Published: 3rd September 2019
Building a new home or renovating an existing property? Have you considered a construction loan; it’s tailored to your particular project.
What is a construction loan?
Building a new home or renovating an existing one can be very exciting – but before you get to the fun, buying-new-furniture stage, you need to figure our what you want to do, what you can afford – and how you’re going to finance it. We explore how construction loans works so you can determine what’s right for you.
That’s where construction loans come in. This type of loan can be tailored to your particular project and, unlike a lump sump payment you generally receive on a typical mortgage, construction loans enable you to draw down on the loan as each stage of the construction is completed. This is particularly useful when you’re building a home from scratch because you only pay interest on the payments you’ve made to the builder.
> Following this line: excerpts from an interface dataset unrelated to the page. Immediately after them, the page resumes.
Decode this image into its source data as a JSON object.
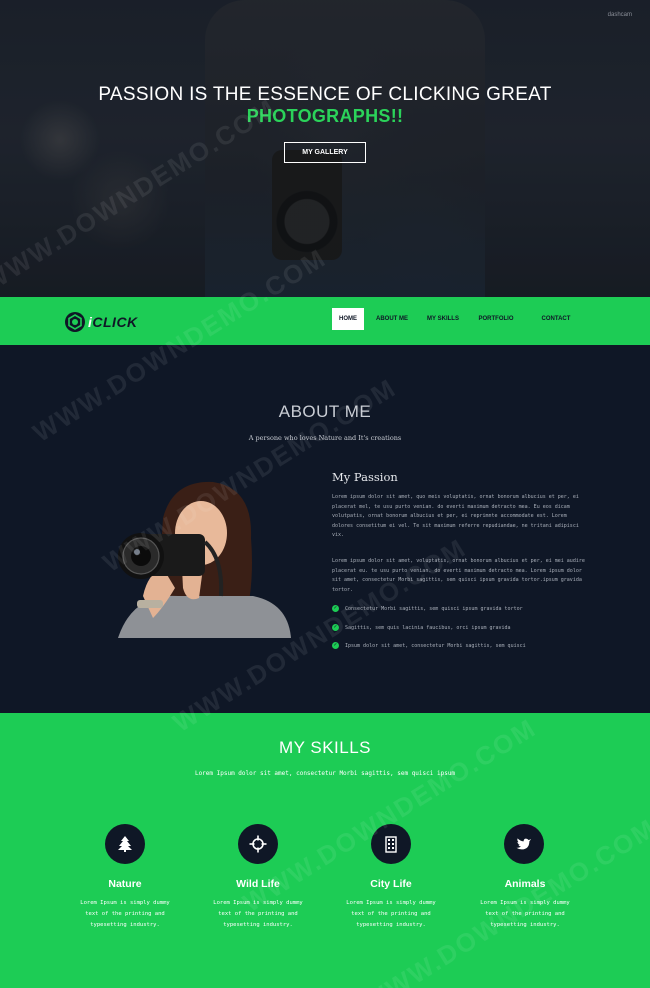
{
  "hero": {
    "corner_text": "dashcam",
    "title": "PASSION IS THE ESSENCE OF CLICKING GREAT",
    "subtitle": "PHOTOGRAPHS!!",
    "button_label": "MY GALLERY"
  },
  "navbar": {
    "logo_i": "i",
    "logo_text": "CLICK",
    "items": [
      {
        "label": "HOME",
        "active": true
      },
      {
        "label": "ABOUT ME"
      },
      {
        "label": "MY SKILLS"
      },
      {
        "label": "PORTFOLIO"
      },
      {
        "label": "CONTACT"
      }
    ]
  },
  "about": {
    "title": "ABOUT ME",
    "subtitle": "A persone who loves Nature and It's creations",
    "passion_title": "My Passion",
    "paragraph1": "Lorem ipsum dolor sit amet, quo meis voluptatis, ornat bonorum albucius et per, ei placerat mel, te usu purto venian. do everti maximum detracto mea. Eu eos dicam volutpatis, ornat bonorum albucius et per, ei reprimnte accommodate est. Lorem dolores consetitum ei vel. Te sit maximum referre repudiandae, ne tritani adipisci vix.",
    "paragraph2": "Lorem ipsum dolor sit amet, voluptatis, ornat bonorum albucius et per, ei mei audire placerat eu. te usu purto venian. do everti maximum detracto mea. Lorem ipsum dolor sit amet, consectetur Morbi sagittis, sem quisci ipsum gravida tortor.ipsum gravida tortor.",
    "checklist": [
      "Consectetur Morbi sagittis, sem quisci ipsum gravida tortor",
      "Sagittis, sem quis lacinia faucibus, orci ipsum gravida",
      "Ipsum dolor sit amet, consectetur Morbi sagittis, sem quisci"
    ]
  },
  "skills": {
    "title": "MY SKILLS",
    "subtitle": "Lorem Ipsum dolor sit amet, consectetur Morbi sagittis, sem quisci ipsum",
    "items": [
      {
        "name": "Nature",
        "icon": "tree-icon",
        "desc1": "Lorem Ipsum is simply dummy",
        "desc2": "text of the printing and",
        "desc3": "typesetting industry."
      },
      {
        "name": "Wild Life",
        "icon": "crosshair-icon",
        "desc1": "Lorem Ipsum is simply dummy",
        "desc2": "text of the printing and",
        "desc3": "typesetting industry."
      },
      {
        "name": "City Life",
        "icon": "building-icon",
        "desc1": "Lorem Ipsum is simply dummy",
        "desc2": "text of the printing and",
        "desc3": "typesetting industry."
      },
      {
        "name": "Animals",
        "icon": "bird-icon",
        "desc1": "Lorem Ipsum is simply dummy",
        "desc2": "text of the printing and",
        "desc3": "typesetting industry."
      }
    ]
  },
  "watermark": "WWW.DOWNDEMO.COM",
  "colors": {
    "accent": "#1dcc55",
    "dark": "#0f1726",
    "hero_subtitle": "#2bd35a"
  }
}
Applying for a construction loan?
The eligibility criteria can be quite strict in securing a construction loan, documentation is generally required at application and prior to your final payment. At application your lender will usually need a signed builders contract and insurances, a copy of the contractor licence, the council approved plans for the build or renovation (if required) and other documents.
The lender will send the valuer to visit the property prior to work starting in order to estimate its value. Your loan will then be assessed on the property’s on-completion value (usually the land price plus the price of the construction or renovation). The valuer will also need the council plans and building contract prior to visit.
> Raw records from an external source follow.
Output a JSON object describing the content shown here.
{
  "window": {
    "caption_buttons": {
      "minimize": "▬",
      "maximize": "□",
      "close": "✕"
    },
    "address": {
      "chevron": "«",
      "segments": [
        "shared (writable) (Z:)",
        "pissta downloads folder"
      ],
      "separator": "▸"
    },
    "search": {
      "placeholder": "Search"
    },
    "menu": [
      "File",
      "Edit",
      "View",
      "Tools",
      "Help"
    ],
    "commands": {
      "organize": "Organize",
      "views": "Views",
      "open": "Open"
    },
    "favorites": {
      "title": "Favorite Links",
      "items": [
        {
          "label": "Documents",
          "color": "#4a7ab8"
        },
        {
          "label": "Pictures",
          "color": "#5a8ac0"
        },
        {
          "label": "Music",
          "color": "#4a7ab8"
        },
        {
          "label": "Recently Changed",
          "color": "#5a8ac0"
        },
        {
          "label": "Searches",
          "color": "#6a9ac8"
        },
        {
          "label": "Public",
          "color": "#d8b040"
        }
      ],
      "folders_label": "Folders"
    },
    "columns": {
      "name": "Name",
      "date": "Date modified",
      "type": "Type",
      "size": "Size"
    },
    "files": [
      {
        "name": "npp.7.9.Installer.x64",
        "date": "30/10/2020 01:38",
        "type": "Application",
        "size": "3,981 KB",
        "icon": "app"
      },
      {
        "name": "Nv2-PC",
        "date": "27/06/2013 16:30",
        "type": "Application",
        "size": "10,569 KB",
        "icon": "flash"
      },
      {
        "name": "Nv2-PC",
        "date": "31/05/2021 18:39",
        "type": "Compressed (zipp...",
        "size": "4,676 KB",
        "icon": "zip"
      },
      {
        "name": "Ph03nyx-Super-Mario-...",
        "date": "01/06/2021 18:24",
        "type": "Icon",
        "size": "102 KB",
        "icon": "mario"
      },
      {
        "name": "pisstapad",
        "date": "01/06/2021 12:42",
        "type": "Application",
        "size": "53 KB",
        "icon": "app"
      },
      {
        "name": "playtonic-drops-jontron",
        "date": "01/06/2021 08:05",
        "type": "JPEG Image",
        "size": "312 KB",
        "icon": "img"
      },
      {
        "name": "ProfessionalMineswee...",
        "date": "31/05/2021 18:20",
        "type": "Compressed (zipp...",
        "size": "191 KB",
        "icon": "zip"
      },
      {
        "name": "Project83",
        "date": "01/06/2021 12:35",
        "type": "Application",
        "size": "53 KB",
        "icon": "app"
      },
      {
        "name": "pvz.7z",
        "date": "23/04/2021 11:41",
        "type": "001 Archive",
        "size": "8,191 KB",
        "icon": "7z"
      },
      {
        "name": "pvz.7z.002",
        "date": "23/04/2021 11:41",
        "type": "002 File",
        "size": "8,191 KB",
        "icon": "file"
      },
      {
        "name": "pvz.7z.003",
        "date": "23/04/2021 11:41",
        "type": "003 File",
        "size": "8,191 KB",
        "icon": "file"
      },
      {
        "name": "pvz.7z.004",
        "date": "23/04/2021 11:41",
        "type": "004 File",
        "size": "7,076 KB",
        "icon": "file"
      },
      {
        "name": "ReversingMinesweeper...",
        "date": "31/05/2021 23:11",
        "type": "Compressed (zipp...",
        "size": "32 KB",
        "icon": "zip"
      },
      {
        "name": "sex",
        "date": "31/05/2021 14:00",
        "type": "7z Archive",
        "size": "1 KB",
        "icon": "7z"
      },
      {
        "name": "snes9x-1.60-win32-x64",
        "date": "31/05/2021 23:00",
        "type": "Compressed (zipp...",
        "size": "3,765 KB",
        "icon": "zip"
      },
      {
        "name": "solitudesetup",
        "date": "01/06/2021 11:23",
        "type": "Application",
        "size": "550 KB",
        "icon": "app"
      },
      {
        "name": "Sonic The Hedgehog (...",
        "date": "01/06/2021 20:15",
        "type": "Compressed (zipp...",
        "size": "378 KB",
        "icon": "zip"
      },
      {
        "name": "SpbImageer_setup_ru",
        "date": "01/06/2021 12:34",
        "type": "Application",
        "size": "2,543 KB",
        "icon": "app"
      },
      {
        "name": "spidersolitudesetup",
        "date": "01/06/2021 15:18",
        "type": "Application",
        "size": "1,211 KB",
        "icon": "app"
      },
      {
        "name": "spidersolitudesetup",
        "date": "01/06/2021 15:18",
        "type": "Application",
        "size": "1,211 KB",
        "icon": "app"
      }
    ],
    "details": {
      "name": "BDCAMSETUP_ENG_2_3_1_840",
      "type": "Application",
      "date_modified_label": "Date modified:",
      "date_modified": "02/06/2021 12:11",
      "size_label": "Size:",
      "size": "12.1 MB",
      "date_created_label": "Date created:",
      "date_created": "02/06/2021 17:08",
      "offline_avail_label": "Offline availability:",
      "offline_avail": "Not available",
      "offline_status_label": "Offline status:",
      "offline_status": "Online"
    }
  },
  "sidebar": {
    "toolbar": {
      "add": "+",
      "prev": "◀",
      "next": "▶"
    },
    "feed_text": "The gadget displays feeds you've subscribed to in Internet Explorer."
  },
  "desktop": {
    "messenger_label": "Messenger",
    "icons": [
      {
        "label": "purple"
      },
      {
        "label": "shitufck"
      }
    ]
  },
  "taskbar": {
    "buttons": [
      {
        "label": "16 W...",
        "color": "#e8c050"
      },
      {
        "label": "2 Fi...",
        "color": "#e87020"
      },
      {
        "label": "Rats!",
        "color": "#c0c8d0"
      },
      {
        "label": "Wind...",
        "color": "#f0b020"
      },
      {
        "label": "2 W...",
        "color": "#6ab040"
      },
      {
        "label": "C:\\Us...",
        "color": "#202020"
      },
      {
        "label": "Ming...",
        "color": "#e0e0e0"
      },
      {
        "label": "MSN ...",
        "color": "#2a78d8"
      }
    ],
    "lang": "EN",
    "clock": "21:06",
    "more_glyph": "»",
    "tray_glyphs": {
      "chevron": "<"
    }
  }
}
Once approved, you’ll be required to sign and return a loan offer or contract, similar to other home loan applications (LMI may be applicable). Your builder may also need to provide extra documentation – including payment or draw-down schedule – before payments are made from the bank.
When are payments made on the loan?
Generally, the builder will invoice you for progress payments. If you’re building a new house, for example, the stages of payment will probably align with these milestones:
Progress 1 the ‘slab’: This is the foundation of the home or concrete slab – this amount is for the foundation of your property.
Progress 2 the frame: This refers to the roof and frame going into place – it might be timber or steel construction
Progress 3 lock-up: This stage is when the windows and doors of the property can locked – and it usually means the build is over halfway complete.
Progress 4 fit-out or fixing: This stage refers to the interior being finished – it covers waterproofing, cladding, skirting boards, tiling, doors, built-ins, shelving, kitchen fit out, cabinets etc
Progress 5 at the completion stage: This is when you do a final walk-through, assess what still needs to be fixed or done, before taking possession and moving in.
Generally as you are drawing-down on the loan, interest and repayments are calculated based only on the funds used so far.
Who pays the builder – you or the bank?
Generally with construction loans, the lender sends the funds to the builder – but this process is regulated quite strictly. On receipt of a builder’s invoice, you are required to sign the tax invoice or send an email requesting payment with the invoice attached to your lender. The lender may then visit the property for a valuation to check that the work has been completed as per the invoice submitted (which can be useful for the homeowner, too!)
Once the checks are made, the builder will usually receive the funds from the lender within 5 working days. You’ll need to go through this process for each progress payment and invoice the builder sends you. Builders certificates required:
- Survey certificate
- Engineers certificate
- termite control certificate
- Interim occupancy
- Final occupancy certificate
5 ways to avoid hassles with a construction loan
|1. Plan well||Then plan some more! The builder’s contract you give to the lender should be the final contract. You might think it’s no big deal to change a doorknob here or an appliance there, but if it impacts the contract price you may think about a top up loan to pay for the difference.|
|2. Include additional work with formal written quotes||If you need to hire contractors separate from the builder, talk to the bank and provide quotes at loan application stage to see if the loan can be extended to cover these costs.|
|3. Try to borrow more than you think you might need||Construction projects are notorious for going over budget, and you don’t want to be left without funds before your project hits the completion stage.|
|4. In the event of out-of-scope changes||It happens. Things can go wrong, and plans can evolve. But if this changes the contract, let your lender know as soon as possible.|
|5. Pay for the unexpected small things out of your own pocket||This eliminates the hassle of having to change the building contract.|
While a construction may not work for your renovation or build, there are other options to consider:
- Tapping into your equity
- Using your redraw
- adding to your existing mortgage
Chat with a loan specialist today.
Any advice given is of a general nature only and does not take into consideration your personal circumstances. Please consider the appropriateness of the advice before acting.